(RECORD SET Opens)

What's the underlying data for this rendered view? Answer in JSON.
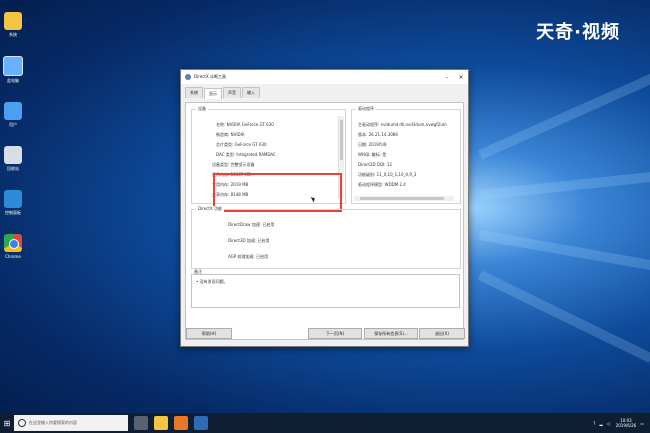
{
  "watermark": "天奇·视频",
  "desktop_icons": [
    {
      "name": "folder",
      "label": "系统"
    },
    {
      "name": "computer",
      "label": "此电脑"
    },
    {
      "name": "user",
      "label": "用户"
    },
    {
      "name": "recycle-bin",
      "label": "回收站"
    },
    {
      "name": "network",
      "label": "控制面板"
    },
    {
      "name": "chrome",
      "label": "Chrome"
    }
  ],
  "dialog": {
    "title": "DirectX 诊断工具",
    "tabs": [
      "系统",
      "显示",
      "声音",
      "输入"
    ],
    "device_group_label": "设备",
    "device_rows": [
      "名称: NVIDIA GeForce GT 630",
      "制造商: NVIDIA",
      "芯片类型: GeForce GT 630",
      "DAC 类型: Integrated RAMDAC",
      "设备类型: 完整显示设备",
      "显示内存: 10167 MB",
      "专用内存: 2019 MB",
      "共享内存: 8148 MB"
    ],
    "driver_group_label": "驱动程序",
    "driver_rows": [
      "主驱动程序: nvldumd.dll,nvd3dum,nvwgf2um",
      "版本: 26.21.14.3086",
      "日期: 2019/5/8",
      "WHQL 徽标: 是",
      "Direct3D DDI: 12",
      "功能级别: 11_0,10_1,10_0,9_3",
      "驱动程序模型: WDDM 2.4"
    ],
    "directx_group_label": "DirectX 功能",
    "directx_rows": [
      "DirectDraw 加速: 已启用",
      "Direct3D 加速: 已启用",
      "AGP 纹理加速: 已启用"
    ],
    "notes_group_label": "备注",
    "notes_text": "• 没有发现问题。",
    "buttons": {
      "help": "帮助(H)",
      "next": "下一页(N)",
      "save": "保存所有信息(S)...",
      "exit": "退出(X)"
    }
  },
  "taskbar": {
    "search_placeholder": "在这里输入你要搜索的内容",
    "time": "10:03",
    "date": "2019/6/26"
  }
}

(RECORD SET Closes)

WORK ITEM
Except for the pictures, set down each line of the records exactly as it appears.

EXERCISE RESULT
What's the underlying data for this rendered view? Answer in JSON.
{
  "watermark": "天奇·视频",
  "desktop_icons": [
    {
      "name": "folder",
      "label": "系统"
    },
    {
      "name": "computer",
      "label": "此电脑"
    },
    {
      "name": "user",
      "label": "用户"
    },
    {
      "name": "recycle-bin",
      "label": "回收站"
    },
    {
      "name": "network",
      "label": "控制面板"
    },
    {
      "name": "chrome",
      "label": "Chrome"
    }
  ],
  "dialog": {
    "title": "DirectX 诊断工具",
    "tabs": [
      "系统",
      "显示",
      "声音",
      "输入"
    ],
    "device_group_label": "设备",
    "device_rows": [
      "名称: NVIDIA GeForce GT 630",
      "制造商: NVIDIA",
      "芯片类型: GeForce GT 630",
      "DAC 类型: Integrated RAMDAC",
      "设备类型: 完整显示设备",
      "显示内存: 10167 MB",
      "专用内存: 2019 MB",
      "共享内存: 8148 MB"
    ],
    "driver_group_label": "驱动程序",
    "driver_rows": [
      "主驱动程序: nvldumd.dll,nvd3dum,nvwgf2um",
      "版本: 26.21.14.3086",
      "日期: 2019/5/8",
      "WHQL 徽标: 是",
      "Direct3D DDI: 12",
      "功能级别: 11_0,10_1,10_0,9_3",
      "驱动程序模型: WDDM 2.4"
    ],
    "directx_group_label": "DirectX 功能",
    "directx_rows": [
      "DirectDraw 加速: 已启用",
      "Direct3D 加速: 已启用",
      "AGP 纹理加速: 已启用"
    ],
    "notes_group_label": "备注",
    "notes_text": "• 没有发现问题。",
    "buttons": {
      "help": "帮助(H)",
      "next": "下一页(N)",
      "save": "保存所有信息(S)...",
      "exit": "退出(X)"
    }
  },
  "taskbar": {
    "search_placeholder": "在这里输入你要搜索的内容",
    "time": "10:03",
    "date": "2019/6/26"
  }
}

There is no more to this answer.